Digital Theses Archive


Tesi etd-02272017-105239

Type of thesis
Stimuli-Responsive Ordered Micro- Nanostructures based on Polyelectrolyte Hydrogels for Sensing Applications
Scientific disciplinary sector
INGEGNERIA - Biorobotics
relatore DARIO, PAOLO
  • CNT forests
  • metal sensors
  • opals
  • photonic crystals
  • vertically aligned carbon nanotubes
Exam session start date

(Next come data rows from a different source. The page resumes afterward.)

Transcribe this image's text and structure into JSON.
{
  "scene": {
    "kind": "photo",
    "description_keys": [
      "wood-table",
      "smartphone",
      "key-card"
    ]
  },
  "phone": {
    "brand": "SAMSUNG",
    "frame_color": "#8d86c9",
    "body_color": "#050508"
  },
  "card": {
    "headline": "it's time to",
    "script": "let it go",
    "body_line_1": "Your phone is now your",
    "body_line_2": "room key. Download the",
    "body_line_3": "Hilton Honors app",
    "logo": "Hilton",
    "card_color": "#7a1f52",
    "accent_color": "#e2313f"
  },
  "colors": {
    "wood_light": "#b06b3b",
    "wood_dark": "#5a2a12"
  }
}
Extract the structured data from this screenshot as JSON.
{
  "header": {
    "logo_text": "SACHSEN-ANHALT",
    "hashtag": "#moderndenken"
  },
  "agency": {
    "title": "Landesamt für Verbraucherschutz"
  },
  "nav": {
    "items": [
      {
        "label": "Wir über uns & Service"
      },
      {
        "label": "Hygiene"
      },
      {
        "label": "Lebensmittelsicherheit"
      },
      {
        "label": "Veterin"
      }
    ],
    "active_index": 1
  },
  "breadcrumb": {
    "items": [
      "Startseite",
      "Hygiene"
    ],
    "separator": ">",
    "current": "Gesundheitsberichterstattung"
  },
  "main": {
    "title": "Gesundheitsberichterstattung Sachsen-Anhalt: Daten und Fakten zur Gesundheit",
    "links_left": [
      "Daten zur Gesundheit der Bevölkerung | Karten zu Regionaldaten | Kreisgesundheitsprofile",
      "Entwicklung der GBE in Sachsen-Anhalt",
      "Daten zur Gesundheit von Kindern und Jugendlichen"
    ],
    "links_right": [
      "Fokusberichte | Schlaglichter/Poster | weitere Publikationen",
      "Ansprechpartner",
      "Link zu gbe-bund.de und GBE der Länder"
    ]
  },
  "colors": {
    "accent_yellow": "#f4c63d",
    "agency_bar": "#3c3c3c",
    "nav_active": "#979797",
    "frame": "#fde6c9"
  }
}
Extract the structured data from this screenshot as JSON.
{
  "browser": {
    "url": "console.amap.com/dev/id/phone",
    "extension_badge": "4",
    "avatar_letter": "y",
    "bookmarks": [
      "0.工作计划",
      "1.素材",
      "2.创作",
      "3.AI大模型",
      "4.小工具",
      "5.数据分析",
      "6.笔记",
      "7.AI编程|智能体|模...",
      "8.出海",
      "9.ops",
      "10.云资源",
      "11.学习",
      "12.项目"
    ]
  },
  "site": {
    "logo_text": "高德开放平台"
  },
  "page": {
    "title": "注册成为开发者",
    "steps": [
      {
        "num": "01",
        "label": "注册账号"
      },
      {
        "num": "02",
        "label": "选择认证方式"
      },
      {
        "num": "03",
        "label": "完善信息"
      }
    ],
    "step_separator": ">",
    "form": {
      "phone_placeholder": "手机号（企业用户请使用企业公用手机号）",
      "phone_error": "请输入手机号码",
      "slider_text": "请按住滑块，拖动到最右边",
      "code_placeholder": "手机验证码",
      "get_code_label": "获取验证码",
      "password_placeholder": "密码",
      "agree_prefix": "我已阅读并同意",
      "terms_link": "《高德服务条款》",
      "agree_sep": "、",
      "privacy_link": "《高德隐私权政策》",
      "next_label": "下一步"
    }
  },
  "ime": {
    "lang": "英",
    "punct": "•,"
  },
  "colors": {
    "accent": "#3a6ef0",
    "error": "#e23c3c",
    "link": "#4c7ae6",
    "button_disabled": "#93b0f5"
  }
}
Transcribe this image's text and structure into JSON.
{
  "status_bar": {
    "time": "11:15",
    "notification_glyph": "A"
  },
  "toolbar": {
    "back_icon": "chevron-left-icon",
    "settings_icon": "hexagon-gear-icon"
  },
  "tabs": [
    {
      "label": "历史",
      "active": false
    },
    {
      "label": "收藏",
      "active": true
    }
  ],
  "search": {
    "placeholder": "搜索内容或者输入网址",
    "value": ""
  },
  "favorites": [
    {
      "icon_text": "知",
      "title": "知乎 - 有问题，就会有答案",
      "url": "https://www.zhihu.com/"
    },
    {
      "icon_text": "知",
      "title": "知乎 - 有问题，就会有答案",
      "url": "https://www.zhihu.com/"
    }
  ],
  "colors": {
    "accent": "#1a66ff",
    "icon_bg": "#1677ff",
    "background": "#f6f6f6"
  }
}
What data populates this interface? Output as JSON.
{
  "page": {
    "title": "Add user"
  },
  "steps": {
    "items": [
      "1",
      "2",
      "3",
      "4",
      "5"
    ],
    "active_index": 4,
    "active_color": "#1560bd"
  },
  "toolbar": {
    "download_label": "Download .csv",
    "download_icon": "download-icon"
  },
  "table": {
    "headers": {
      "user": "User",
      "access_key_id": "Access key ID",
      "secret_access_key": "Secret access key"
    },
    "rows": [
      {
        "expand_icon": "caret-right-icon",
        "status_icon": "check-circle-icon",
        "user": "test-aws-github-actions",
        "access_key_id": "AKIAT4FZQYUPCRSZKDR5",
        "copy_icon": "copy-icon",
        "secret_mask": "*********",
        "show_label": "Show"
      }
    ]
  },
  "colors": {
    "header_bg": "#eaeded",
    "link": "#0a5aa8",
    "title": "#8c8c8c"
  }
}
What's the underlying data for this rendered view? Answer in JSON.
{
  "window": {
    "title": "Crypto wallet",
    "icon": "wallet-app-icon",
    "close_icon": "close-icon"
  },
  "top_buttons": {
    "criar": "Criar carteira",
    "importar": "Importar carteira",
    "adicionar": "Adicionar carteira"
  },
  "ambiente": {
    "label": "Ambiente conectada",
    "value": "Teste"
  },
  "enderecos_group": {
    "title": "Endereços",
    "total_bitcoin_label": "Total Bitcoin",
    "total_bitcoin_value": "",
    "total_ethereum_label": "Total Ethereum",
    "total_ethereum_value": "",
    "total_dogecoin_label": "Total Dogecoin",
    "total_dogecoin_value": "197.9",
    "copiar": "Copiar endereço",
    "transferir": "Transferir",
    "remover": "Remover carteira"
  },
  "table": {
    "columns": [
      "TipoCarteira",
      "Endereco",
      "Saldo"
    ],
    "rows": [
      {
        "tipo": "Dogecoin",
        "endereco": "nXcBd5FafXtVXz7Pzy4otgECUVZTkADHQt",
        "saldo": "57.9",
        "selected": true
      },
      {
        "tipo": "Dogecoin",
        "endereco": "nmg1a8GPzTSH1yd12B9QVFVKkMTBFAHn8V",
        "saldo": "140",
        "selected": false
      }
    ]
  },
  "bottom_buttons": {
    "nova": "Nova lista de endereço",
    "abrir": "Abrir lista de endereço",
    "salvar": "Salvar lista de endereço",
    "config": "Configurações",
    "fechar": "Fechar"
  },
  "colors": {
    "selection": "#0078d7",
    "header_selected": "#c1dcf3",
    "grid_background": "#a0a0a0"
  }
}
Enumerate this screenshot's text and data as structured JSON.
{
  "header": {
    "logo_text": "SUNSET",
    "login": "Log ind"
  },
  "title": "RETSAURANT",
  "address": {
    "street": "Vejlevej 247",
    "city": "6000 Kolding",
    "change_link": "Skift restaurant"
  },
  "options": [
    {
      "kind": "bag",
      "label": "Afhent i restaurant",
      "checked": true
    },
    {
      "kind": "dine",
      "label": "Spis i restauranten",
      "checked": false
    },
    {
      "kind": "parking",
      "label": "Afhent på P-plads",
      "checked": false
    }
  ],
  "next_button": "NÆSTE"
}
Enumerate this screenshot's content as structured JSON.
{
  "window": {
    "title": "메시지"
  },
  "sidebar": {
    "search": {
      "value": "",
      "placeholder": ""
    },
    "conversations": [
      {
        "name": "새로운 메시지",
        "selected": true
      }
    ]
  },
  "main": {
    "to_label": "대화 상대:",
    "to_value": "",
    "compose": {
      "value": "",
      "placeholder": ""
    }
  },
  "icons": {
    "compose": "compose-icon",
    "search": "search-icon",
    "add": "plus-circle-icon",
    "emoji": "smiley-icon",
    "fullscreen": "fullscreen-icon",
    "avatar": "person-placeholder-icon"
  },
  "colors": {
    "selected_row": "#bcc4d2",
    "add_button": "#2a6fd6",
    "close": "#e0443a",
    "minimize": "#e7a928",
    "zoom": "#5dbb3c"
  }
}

The research activity performed over the past three years was devoted to the fabrication, optimization and characterization of polyelectrolyte hydrogels containing micro- and nanostructures, able to act as sensors for metal ions in water. These stimuli responsive systems could transduce chemical stimulations into detectable responses, depending on how the polyelectrolytes were embedded into the structures. In particular, two different categories of ordered structures were considered for these investigations, such as (a) photonic crystals and (b) carbon nanotubes forests. The present thesis is divided into two main sections, according to these different areas of research.<br><br><br>a) Photonic Crystals<br>Stimuli-responsive photonic crystals represent an intriguing class of smart materials very promising for sensing applications. These ordered structures can alter their reflected wavelength or intensities upon exposure to physical or chemical stimuli. In this project, new selective ionic strength responsive polymeric PCs were developed through the sulfonation of polystyrene (PS) opals, without using toxic or expensive monomers and etching steps. Different aspects of the fabrication process were widely investigated, optimized and characterized, such as the synthesis of PS particles through the emulsion polymerization method, the fabrication of ordered opal structures and the sulfonation process.<br>The color of resulting sulfonated PS opals showed a peculiar dependence on the ionic strength of the surrounding solution, since it could be continuously shifted over the entire visible range (405−760 nm) by changing the content of ions over an extremely wide range of concentration (from about 70 μM to 4 M). Moreover, the optical response was totally pH and temperature independent and the initial color could be fully recovered by washing the opals with pure water. Interestingly, based on preliminary results, sulfonated PS opal showed also a peculiar optical response with bivalent cations, allowing for a discrimination of charged metal ions. In particular, the higher sensitivity for Pb2+ ions could be promising for sensing this metal in water.<br>These achievements represented an extraordinary improvement in the field of ionic strength responsive photonic crystals, enabling the use of sulfonated PS opals as inexpensive, reusable and not photo-bleachable chromogenic ionic strength sensors.<br>This project was carried out at The BioRobotics Institute of Scuola Superiore Sant’Anna and Center for Micro-BioRobotics @SSSA, Istituto Italiano di Tecnologia, under the supervision of Dr. Virgilio Mattoli and Dr. Francesco Greco.<br><br><br>b) Carbon Nanotube Forests<br>Carbon nanotube (CNT) forests constitute an important class of highly ordered nanomaterials that can find applications in many technological fields, including high-sensitive sensors. In this project, the fabrication of sensor devices for the detection of metal ions based on new CNT/polyelectrolyte composite structures was investigated. In particular, thanks to the sensor design, CNT arrays could act as microtransducers to transform a chemical stimulus, coming from the polyelectrolyte network, into a variation of the electrical resistance. The sensor device was constituted by a polystyrene sulfonate (PSS) functionalized CNT forest grown between two molybdenum electrodes. Different aspects of the device fabrication were investigated and optimized, such as the thermal stability of the molybdenum electrodes, the production of well-densified CNT forests by chemical vapor deposition (CVD) technique and the covalent functionalization of CNT forests with PSS through a thermal activation of the nanotubes.<br>These devices are based on an elegant and novel approach for fabricating metal sensors, which allows an easy integration in complex circuit systems and the detection of different analytes, by changing the nature of the polymer.<br>This study was performed over a period of six months at the NanoManufacturing Group led by Dr. Michael De Volder – Institute for Manufacturing, University of Cambridge (UK).